-- Data for this task --
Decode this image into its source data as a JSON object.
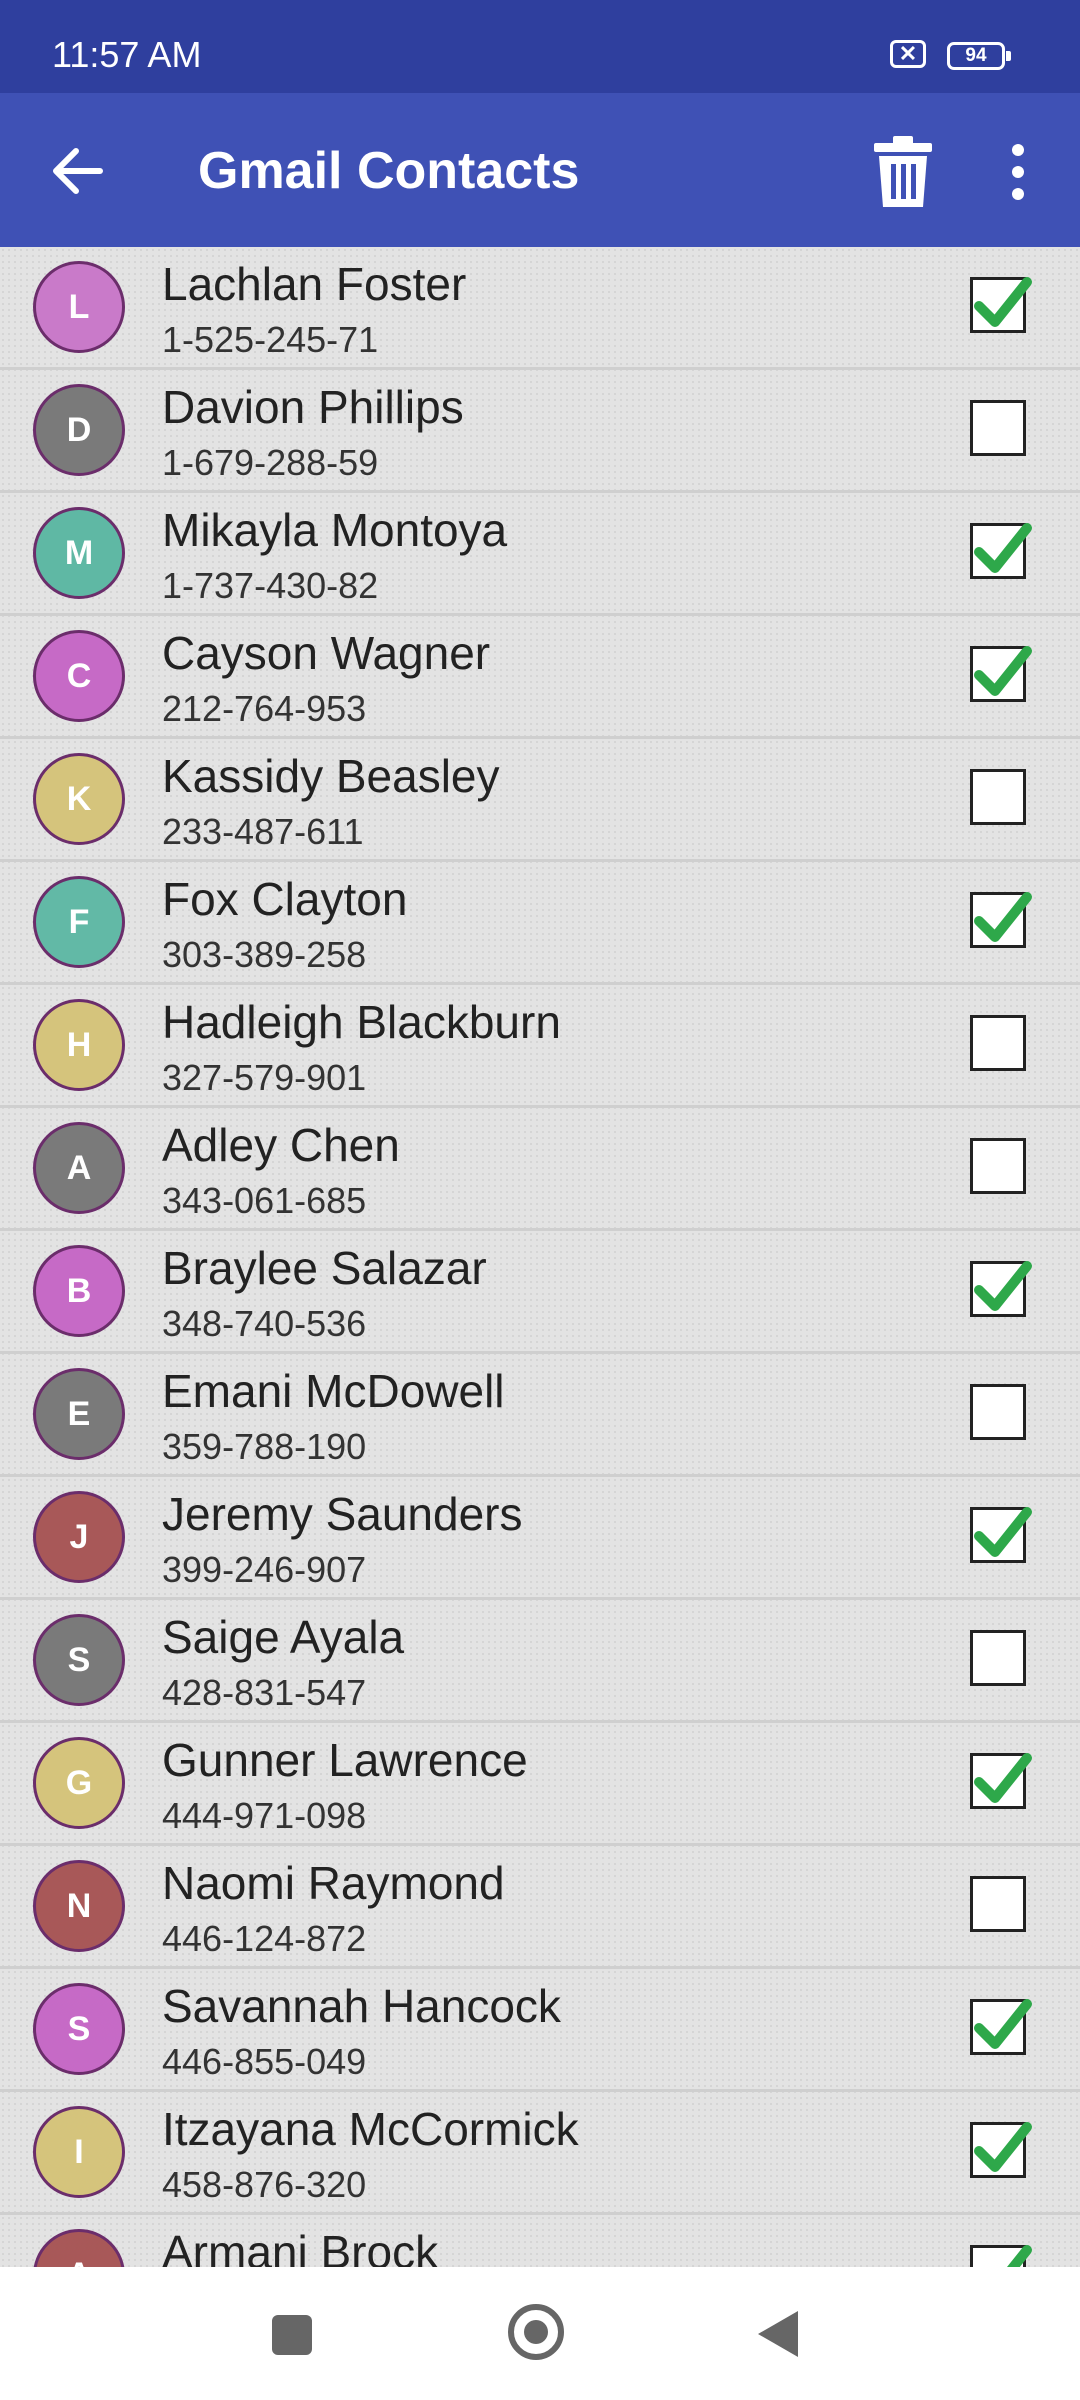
{
  "status_bar": {
    "time": "11:57 AM",
    "battery": "94",
    "notification_glyph": "✕"
  },
  "app_bar": {
    "title": "Gmail Contacts",
    "back_icon": "back-arrow-icon",
    "delete_icon": "trash-icon",
    "menu_icon": "more-vert-icon"
  },
  "colors": {
    "status_bar": "#2f3f9e",
    "app_bar": "#3f51b5",
    "check_green": "#2ea84a"
  },
  "contacts": [
    {
      "initial": "L",
      "name": "Lachlan Foster",
      "phone": "1-525-245-71",
      "color": "#c97ac9",
      "checked": true
    },
    {
      "initial": "D",
      "name": "Davion Phillips",
      "phone": "1-679-288-59",
      "color": "#7a7a7a",
      "checked": false
    },
    {
      "initial": "M",
      "name": "Mikayla Montoya",
      "phone": "1-737-430-82",
      "color": "#5fb8a4",
      "checked": true
    },
    {
      "initial": "C",
      "name": "Cayson Wagner",
      "phone": "212-764-953",
      "color": "#c66ac6",
      "checked": true
    },
    {
      "initial": "K",
      "name": "Kassidy Beasley",
      "phone": "233-487-611",
      "color": "#d5c47c",
      "checked": false
    },
    {
      "initial": "F",
      "name": "Fox Clayton",
      "phone": "303-389-258",
      "color": "#62b9a6",
      "checked": true
    },
    {
      "initial": "H",
      "name": "Hadleigh Blackburn",
      "phone": "327-579-901",
      "color": "#d5c47c",
      "checked": false
    },
    {
      "initial": "A",
      "name": "Adley Chen",
      "phone": "343-061-685",
      "color": "#7a7a7a",
      "checked": false
    },
    {
      "initial": "B",
      "name": "Braylee Salazar",
      "phone": "348-740-536",
      "color": "#c66ac6",
      "checked": true
    },
    {
      "initial": "E",
      "name": "Emani McDowell",
      "phone": "359-788-190",
      "color": "#7a7a7a",
      "checked": false
    },
    {
      "initial": "J",
      "name": "Jeremy Saunders",
      "phone": "399-246-907",
      "color": "#a85858",
      "checked": true
    },
    {
      "initial": "S",
      "name": "Saige Ayala",
      "phone": "428-831-547",
      "color": "#7a7a7a",
      "checked": false
    },
    {
      "initial": "G",
      "name": "Gunner Lawrence",
      "phone": "444-971-098",
      "color": "#d5c47c",
      "checked": true
    },
    {
      "initial": "N",
      "name": "Naomi Raymond",
      "phone": "446-124-872",
      "color": "#a85858",
      "checked": false
    },
    {
      "initial": "S",
      "name": "Savannah Hancock",
      "phone": "446-855-049",
      "color": "#c66ac6",
      "checked": true
    },
    {
      "initial": "I",
      "name": "Itzayana McCormick",
      "phone": "458-876-320",
      "color": "#d5c47c",
      "checked": true
    },
    {
      "initial": "A",
      "name": "Armani Brock",
      "phone": "",
      "color": "#a85858",
      "checked": true
    }
  ],
  "nav_bar": {
    "recents_icon": "square-icon",
    "home_icon": "home-circle-icon",
    "back_icon": "triangle-back-icon"
  }
}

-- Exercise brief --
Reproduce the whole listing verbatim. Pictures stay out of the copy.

-- Answer to this task --
Decode this image into its source data as a JSON object.
{
  "status_bar": {
    "time": "11:57 AM",
    "battery": "94",
    "notification_glyph": "✕"
  },
  "app_bar": {
    "title": "Gmail Contacts",
    "back_icon": "back-arrow-icon",
    "delete_icon": "trash-icon",
    "menu_icon": "more-vert-icon"
  },
  "colors": {
    "status_bar": "#2f3f9e",
    "app_bar": "#3f51b5",
    "check_green": "#2ea84a"
  },
  "contacts": [
    {
      "initial": "L",
      "name": "Lachlan Foster",
      "phone": "1-525-245-71",
      "color": "#c97ac9",
      "checked": true
    },
    {
      "initial": "D",
      "name": "Davion Phillips",
      "phone": "1-679-288-59",
      "color": "#7a7a7a",
      "checked": false
    },
    {
      "initial": "M",
      "name": "Mikayla Montoya",
      "phone": "1-737-430-82",
      "color": "#5fb8a4",
      "checked": true
    },
    {
      "initial": "C",
      "name": "Cayson Wagner",
      "phone": "212-764-953",
      "color": "#c66ac6",
      "checked": true
    },
    {
      "initial": "K",
      "name": "Kassidy Beasley",
      "phone": "233-487-611",
      "color": "#d5c47c",
      "checked": false
    },
    {
      "initial": "F",
      "name": "Fox Clayton",
      "phone": "303-389-258",
      "color": "#62b9a6",
      "checked": true
    },
    {
      "initial": "H",
      "name": "Hadleigh Blackburn",
      "phone": "327-579-901",
      "color": "#d5c47c",
      "checked": false
    },
    {
      "initial": "A",
      "name": "Adley Chen",
      "phone": "343-061-685",
      "color": "#7a7a7a",
      "checked": false
    },
    {
      "initial": "B",
      "name": "Braylee Salazar",
      "phone": "348-740-536",
      "color": "#c66ac6",
      "checked": true
    },
    {
      "initial": "E",
      "name": "Emani McDowell",
      "phone": "359-788-190",
      "color": "#7a7a7a",
      "checked": false
    },
    {
      "initial": "J",
      "name": "Jeremy Saunders",
      "phone": "399-246-907",
      "color": "#a85858",
      "checked": true
    },
    {
      "initial": "S",
      "name": "Saige Ayala",
      "phone": "428-831-547",
      "color": "#7a7a7a",
      "checked": false
    },
    {
      "initial": "G",
      "name": "Gunner Lawrence",
      "phone": "444-971-098",
      "color": "#d5c47c",
      "checked": true
    },
    {
      "initial": "N",
      "name": "Naomi Raymond",
      "phone": "446-124-872",
      "color": "#a85858",
      "checked": false
    },
    {
      "initial": "S",
      "name": "Savannah Hancock",
      "phone": "446-855-049",
      "color": "#c66ac6",
      "checked": true
    },
    {
      "initial": "I",
      "name": "Itzayana McCormick",
      "phone": "458-876-320",
      "color": "#d5c47c",
      "checked": true
    },
    {
      "initial": "A",
      "name": "Armani Brock",
      "phone": "",
      "color": "#a85858",
      "checked": true
    }
  ],
  "nav_bar": {
    "recents_icon": "square-icon",
    "home_icon": "home-circle-icon",
    "back_icon": "triangle-back-icon"
  }
}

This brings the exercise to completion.